Thank goodness we have the Psalms: how helpful they are in our Christian walk, they explore the full range of human experience in a very personal and practical way. However, one psalm, Psalm 22 stands out because Jesus quotes verse 1 as His last words from the Cross. Why did Jesus take us to this psalm? It is obvious when we read the rest of the psalm, the psalm is a prophecy of what Jesus was experiencing on The Cross at the time He spoke it.
David had no understanding God was using Him to deliver a prophecy that provides incredible detail about what Jesus would experience on The Cross one thousand years later. David was obviously going through a terrible time in his life to have expressed the words he did in this prayer but consider that God gave David the words to pray so that His prayer could be used by Jesus to prove He is who He said He was, the promised Redeemer of not only Israel but the World.
“My God, my God, why have you forsaken me? Why are you so far from saving me, from the words of my groaning? O my God, I cry by day, but you do not answer, and by night, but I find no rest.
Yet you are holy, enthroned on the praises of Israel. In you our fathers trusted; they trusted, and you delivered them. To you they cried and were rescued; in you, they trusted and were not put to shame.
But I am a worm and not a man, scorned by mankind and despised by the people. All who see me mock me; they make mouths at me; they wag their heads; “He trusts in the LORD; let him deliver him; let him rescue him, for he delights in him!… I am poured out like water, and all my bones are out of joint; my heart is like wax; it is melted within my breast; my strength is dried up like a potsherd, and my tongue sticks to my jaws; you lay me in the dust of death. For dogs encompass me; a company of evildoers encircles me;
they have pierced my hands and feet— I can count all my bones— they stare and gloat over me; they divide my garments among them, and for my clothing they cast lots... ” Psalms 22:1-8
Note how Psalm 22 ends, David understood that regardless of whether God answered his prayer, God is still in control of His universe and this scripture will come to pass:
“As I live, says the Lord, every knee will bow to Me, and every tongue will give praise to God.” Romans 14:11
Moreover, it reveals that King Jesus will rule over the nations from Jerusalem in His soon coming Millennial Kingdom.
“I will tell of your name to my brothers; in the midst of the congregation, I will praise you: You who fear the LORD, praise him! All you offspring of Jacob, glorify him and stand in awe of him, all you offspring of Israel!
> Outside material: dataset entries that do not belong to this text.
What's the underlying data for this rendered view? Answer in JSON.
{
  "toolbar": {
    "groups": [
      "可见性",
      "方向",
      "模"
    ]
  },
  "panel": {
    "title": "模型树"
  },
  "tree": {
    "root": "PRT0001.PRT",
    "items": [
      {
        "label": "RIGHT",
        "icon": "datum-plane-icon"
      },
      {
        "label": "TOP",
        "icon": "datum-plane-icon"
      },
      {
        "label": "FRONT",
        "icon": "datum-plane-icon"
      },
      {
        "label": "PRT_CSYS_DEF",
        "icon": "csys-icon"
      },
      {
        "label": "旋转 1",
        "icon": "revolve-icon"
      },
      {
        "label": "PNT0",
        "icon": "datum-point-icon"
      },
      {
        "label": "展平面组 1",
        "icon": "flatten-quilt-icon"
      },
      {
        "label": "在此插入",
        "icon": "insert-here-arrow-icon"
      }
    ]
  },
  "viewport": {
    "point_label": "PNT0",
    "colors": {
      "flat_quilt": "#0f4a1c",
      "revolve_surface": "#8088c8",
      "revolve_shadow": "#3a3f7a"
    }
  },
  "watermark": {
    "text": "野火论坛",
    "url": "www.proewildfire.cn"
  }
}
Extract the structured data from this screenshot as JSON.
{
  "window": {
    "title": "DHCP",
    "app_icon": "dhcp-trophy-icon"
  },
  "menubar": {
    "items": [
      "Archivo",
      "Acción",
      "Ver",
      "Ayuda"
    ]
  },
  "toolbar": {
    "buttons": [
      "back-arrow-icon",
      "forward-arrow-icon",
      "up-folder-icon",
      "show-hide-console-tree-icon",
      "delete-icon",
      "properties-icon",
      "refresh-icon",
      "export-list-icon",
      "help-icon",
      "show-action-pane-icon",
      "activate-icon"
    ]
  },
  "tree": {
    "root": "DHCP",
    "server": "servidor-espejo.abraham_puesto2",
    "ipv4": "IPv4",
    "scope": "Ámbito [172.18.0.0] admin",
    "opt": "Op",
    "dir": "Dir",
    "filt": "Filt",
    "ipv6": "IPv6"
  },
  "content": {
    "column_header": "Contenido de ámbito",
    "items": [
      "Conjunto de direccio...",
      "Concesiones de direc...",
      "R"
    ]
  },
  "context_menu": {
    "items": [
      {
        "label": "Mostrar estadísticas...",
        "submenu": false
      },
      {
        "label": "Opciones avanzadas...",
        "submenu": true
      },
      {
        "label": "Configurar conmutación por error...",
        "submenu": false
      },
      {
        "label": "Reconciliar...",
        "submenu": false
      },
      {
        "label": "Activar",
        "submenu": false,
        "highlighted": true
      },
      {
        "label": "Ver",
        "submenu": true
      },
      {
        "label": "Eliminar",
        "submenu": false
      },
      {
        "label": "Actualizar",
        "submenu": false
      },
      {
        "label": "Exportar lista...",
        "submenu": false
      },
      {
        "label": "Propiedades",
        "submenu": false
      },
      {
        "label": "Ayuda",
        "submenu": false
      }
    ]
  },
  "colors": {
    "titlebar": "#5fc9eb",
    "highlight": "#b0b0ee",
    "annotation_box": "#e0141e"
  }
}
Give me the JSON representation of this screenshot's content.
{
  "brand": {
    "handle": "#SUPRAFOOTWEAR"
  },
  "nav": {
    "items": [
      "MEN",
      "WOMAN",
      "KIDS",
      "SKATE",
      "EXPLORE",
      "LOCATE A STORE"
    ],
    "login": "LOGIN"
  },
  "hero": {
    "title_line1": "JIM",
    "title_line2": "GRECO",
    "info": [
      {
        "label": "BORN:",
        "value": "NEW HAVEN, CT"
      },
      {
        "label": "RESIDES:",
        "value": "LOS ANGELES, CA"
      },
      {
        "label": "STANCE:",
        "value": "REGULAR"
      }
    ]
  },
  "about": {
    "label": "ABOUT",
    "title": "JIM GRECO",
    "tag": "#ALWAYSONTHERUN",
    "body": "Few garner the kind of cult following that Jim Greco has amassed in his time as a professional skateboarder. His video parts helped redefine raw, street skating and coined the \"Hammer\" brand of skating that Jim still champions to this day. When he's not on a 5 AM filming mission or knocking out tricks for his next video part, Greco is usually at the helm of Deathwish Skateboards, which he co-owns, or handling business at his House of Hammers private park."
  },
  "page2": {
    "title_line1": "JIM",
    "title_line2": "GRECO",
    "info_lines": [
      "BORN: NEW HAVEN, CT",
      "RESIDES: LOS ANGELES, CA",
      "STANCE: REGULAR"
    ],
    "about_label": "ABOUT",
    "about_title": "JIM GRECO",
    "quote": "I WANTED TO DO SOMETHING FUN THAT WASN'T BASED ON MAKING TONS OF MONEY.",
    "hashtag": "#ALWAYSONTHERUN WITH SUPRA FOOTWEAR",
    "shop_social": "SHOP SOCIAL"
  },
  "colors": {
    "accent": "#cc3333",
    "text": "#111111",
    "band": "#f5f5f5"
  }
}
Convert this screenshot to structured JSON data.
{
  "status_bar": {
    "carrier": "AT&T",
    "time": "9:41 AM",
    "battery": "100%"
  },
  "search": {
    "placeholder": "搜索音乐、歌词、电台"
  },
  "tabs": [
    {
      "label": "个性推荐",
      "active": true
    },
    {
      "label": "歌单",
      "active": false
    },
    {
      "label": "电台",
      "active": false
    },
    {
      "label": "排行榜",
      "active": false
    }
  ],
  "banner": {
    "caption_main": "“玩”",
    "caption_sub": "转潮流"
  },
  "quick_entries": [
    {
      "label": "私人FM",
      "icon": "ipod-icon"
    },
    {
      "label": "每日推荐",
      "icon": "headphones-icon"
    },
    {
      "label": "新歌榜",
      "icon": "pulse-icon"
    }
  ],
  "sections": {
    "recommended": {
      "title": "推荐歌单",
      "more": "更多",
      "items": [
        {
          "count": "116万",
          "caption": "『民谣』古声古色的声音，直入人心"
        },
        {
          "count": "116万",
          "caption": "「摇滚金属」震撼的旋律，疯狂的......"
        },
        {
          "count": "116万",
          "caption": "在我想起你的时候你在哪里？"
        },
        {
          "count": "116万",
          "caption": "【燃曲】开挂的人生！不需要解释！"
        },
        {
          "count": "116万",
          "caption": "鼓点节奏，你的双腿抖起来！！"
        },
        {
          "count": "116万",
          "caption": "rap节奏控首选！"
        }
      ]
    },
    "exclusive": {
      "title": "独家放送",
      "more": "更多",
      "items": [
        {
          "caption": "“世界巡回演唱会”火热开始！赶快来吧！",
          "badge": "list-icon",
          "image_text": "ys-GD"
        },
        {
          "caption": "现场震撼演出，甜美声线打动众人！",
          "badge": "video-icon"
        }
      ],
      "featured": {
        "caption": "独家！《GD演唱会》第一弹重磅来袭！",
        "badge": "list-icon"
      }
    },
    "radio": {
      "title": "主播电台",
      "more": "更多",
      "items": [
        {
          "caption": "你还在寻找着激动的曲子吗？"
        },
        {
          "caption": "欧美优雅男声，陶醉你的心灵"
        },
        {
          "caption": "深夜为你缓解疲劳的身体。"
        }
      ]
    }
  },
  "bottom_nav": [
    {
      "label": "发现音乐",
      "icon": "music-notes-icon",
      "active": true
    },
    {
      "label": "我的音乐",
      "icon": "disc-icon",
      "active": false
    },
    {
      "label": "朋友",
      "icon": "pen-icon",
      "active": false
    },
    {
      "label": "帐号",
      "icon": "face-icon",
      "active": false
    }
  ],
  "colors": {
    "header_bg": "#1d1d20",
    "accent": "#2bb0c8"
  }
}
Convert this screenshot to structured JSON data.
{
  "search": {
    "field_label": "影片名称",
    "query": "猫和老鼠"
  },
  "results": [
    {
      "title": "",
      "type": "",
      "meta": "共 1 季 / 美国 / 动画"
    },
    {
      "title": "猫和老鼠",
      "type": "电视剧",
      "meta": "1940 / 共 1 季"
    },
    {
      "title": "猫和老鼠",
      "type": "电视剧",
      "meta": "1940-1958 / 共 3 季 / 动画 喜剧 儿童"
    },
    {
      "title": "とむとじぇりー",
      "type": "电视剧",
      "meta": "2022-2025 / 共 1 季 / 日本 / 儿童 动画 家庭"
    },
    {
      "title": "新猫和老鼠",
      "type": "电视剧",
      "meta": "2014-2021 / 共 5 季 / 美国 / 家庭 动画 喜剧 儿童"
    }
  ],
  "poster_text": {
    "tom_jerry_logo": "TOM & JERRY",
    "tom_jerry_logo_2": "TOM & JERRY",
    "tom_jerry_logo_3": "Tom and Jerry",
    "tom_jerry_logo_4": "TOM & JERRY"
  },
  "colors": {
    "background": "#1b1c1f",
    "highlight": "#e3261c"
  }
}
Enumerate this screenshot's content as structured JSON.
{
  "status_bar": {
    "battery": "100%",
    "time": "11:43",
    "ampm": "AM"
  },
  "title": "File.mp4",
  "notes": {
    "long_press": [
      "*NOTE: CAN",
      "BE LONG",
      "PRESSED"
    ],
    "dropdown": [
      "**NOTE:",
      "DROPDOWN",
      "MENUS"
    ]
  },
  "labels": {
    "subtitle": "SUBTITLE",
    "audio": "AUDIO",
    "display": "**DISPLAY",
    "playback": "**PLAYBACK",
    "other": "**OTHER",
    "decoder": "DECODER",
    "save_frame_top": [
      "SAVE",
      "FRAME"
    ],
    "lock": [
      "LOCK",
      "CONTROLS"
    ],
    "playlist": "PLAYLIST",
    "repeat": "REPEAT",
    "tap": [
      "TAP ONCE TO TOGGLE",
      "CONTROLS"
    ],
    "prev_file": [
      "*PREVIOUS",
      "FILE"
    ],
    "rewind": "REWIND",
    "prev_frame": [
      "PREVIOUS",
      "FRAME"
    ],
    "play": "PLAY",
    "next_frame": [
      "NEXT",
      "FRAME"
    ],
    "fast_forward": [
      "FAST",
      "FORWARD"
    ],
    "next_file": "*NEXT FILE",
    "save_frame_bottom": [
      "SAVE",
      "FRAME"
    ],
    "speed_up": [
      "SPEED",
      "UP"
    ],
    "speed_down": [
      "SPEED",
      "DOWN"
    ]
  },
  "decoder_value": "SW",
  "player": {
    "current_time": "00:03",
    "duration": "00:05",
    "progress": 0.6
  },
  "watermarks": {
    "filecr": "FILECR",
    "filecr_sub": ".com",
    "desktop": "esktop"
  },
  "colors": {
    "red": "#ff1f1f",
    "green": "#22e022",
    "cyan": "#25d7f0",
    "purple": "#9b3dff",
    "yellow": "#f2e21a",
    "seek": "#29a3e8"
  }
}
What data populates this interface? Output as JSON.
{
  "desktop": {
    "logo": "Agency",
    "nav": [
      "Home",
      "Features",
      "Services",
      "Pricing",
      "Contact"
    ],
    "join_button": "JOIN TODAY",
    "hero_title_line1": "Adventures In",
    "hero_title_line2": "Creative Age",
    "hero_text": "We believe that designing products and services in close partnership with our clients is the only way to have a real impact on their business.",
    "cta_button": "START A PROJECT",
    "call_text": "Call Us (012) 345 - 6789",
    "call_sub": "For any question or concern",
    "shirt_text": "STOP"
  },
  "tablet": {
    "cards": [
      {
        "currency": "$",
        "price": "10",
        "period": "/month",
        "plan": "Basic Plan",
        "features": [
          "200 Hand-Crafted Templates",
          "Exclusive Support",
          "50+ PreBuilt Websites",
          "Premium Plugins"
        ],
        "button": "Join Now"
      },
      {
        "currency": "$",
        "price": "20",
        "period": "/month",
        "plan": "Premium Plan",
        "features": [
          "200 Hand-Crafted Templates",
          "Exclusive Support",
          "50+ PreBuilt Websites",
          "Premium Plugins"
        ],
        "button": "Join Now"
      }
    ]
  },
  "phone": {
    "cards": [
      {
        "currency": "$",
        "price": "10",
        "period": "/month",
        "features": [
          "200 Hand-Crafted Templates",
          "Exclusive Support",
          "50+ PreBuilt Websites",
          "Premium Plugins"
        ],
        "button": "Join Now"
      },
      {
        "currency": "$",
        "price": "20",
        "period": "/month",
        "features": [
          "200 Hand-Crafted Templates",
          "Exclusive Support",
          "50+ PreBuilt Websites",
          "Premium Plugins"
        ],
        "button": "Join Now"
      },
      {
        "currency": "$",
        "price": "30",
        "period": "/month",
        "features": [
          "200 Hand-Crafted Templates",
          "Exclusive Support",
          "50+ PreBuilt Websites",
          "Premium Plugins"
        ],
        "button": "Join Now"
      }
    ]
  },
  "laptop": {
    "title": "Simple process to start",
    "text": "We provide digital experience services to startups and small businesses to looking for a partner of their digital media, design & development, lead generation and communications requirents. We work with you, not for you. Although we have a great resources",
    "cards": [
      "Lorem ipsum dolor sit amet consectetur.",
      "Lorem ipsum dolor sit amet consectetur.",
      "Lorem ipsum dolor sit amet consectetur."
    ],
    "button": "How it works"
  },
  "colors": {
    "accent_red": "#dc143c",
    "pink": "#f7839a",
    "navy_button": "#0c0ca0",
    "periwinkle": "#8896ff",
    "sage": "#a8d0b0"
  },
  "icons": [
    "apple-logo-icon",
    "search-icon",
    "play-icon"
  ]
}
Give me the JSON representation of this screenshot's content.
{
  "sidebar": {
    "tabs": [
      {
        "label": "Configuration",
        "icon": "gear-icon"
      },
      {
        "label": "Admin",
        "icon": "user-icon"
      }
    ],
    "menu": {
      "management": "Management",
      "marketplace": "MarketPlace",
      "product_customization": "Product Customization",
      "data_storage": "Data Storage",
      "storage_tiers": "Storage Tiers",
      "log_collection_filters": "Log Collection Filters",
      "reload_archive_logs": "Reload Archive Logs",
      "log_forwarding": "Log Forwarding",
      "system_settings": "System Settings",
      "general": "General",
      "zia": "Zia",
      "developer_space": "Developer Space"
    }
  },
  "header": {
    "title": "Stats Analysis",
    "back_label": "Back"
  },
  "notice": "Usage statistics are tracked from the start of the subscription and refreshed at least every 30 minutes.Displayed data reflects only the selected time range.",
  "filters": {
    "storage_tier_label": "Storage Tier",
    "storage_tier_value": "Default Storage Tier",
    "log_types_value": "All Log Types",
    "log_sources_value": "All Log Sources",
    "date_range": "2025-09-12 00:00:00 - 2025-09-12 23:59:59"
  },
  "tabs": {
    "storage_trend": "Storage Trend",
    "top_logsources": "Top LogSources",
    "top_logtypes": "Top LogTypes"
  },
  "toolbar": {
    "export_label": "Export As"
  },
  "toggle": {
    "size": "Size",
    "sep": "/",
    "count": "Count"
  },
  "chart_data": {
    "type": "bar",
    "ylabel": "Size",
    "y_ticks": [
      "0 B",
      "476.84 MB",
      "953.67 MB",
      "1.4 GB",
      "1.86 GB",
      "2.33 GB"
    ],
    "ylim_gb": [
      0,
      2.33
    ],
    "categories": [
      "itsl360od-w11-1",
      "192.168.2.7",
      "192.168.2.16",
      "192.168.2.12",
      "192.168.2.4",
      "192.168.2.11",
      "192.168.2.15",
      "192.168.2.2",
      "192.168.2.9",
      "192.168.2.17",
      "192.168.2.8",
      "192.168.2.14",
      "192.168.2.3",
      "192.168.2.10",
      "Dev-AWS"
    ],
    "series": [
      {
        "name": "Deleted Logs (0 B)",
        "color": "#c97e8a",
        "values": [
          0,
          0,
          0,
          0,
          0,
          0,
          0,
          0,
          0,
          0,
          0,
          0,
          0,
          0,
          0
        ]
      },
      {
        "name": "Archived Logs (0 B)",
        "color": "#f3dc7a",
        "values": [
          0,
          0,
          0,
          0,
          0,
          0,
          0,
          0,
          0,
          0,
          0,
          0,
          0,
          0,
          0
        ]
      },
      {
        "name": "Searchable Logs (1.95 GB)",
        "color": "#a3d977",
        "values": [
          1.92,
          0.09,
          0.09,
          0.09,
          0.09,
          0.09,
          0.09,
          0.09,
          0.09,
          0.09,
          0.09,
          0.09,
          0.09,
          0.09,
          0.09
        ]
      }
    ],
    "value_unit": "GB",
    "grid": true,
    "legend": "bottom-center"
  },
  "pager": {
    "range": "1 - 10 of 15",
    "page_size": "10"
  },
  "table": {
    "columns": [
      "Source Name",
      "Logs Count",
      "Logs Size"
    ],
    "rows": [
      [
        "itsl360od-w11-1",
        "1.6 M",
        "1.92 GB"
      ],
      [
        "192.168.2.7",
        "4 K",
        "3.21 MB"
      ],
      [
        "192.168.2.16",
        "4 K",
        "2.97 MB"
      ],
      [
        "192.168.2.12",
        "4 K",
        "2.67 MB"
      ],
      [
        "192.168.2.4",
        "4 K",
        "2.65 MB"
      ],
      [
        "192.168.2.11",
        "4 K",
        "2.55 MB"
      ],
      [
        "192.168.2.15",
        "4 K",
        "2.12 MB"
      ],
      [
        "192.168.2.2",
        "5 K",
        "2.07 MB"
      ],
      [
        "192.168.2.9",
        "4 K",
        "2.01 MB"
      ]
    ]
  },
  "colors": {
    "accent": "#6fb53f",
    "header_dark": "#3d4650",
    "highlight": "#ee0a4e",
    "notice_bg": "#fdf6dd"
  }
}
For he has not despised or abhorred the affliction of the afflicted, and he has not hidden his face from him but has heard when he cried to him. From you comes my praise in the great congregation; my vows I will perform before those who fear him. The afflicted shall eat and be satisfied; those who seek him shall praise the LORD! May your hearts live forever! All the ends of the earth shall remember and turn to the LORD, and all the families of the nations shall worship before you. For kingship belongs to the LORD, and he rules over the nations.“ Psalms 22:22-28
A lot of bad theology inevitably surfaces when we face suffering. When people lose their faith because of suffering, it suggests a weak or nominal faith that didn’t account for or prepare them for evil and suffering. Any faith not based on the truth needs to be lost—the sooner, the better.
Suffering and evil exert a force that either pushes us away from God or pulls us toward Him. But if personal suffering gives sufficient evidence that God doesn’t exist, then surely I shouldn’t wait until I suffer to conclude He’s a myth. If my suffering would one day justify denying God, then I should deny Him now in light of other people’s suffering.
Believing that God exists is not the same as trusting the God who exists. A nominal Christian often discovers in suffering that his faith has been in his church, family, career, or social network, but not Christ. As he faces evil and suffering, he may find his beliefs shaken or even destroyed. But genuine faith—trusting God even when we don’t understand—will be made stronger and purer.
The last three paras have been excerpted from Randy Alcorn’s book “90 Days of God’s Goodness”.